David Reishofer, Roland Resel, Jurgen Sattelkow, Wolfgang J. Fischer, Katrin Niegelhell, Tamilselvan Mohan, Karin Stana Kleinschek, Heinz Amenitsch, Harald Plank, Tekla Tammelin, Eero Kontturi, Stefan Spirk
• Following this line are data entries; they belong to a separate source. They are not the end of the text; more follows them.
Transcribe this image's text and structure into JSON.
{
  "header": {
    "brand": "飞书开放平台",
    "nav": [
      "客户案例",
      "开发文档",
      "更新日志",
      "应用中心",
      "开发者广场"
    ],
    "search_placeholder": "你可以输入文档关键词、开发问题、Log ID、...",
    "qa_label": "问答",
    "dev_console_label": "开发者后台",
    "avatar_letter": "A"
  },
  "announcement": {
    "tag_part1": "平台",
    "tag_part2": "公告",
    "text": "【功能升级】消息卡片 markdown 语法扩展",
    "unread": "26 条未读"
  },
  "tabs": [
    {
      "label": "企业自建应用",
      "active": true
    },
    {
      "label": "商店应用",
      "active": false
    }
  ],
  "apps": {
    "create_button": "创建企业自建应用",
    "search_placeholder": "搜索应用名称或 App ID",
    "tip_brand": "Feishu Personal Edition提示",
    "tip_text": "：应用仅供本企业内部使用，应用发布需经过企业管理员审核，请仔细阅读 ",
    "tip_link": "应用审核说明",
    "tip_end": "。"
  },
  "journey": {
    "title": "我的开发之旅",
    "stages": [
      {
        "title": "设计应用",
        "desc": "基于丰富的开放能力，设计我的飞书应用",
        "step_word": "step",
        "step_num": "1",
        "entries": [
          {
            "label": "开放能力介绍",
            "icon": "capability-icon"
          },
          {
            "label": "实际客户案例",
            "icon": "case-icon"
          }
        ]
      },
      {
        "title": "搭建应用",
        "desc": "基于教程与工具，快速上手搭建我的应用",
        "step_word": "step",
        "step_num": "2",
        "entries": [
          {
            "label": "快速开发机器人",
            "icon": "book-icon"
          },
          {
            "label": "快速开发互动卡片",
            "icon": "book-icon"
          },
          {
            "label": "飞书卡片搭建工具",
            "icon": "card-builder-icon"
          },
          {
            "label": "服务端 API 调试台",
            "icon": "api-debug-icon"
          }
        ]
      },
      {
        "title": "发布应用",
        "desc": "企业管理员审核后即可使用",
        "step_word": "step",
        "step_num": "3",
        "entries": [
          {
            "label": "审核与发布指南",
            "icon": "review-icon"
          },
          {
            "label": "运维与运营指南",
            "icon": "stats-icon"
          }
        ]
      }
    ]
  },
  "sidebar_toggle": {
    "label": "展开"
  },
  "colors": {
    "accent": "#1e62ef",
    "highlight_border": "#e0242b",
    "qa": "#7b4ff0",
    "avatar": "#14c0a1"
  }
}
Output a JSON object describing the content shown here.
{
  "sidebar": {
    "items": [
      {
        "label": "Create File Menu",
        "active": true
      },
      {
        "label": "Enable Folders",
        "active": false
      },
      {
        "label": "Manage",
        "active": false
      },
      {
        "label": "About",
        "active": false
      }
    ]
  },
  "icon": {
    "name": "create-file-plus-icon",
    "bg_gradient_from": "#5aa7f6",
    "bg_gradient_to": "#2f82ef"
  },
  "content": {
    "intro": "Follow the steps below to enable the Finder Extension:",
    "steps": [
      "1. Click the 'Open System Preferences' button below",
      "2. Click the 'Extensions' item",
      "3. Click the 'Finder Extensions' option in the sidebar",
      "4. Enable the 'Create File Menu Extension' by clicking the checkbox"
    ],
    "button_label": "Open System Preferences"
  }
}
Abstract: Cellulose–water interactions are crucial to understand biological processes as well as to develop tailor made cellulose-based products. However, the main challenge to study these interactions is the diversity of natural cellulose fibers and alterations in their supramolecular structure. Here, we study the humidity response of different, well-defined, ultrathin cellulose films as a function of industrially relevant treatments using different techniques. As treatments, drying at elevated temperature, swelling, and swelling followed by drying at elevated temperatures were chosen. The cellulose films were prepared by spin coating a soluble cellulose derivative, trimethylsilyl cellulose, onto solid substrates followed by conversion to cellulose by HCl vapor. For the highest investigated humidity levels (97%), the layer thickness increased by ca. 40% corresponding to the incorporation of 3.6 molecules of water per anhydroglucose unit (AGU), independent of the cellulose source used. The aforementioned treatments affected this ratio significantly with drying being the most notable procedure (2.0 and 2.6 molecules per AGU). The alterations were investigated in real time with X-ray reflectivity and quartz crystal microbalance with dissipation, equipped with a humidity module to obtain information about changes in the thickness, roughness, and electron density of the films and qualitatively confirmed using grazing incidence small angle X-ray scattering measurements using synchrotron irradiation.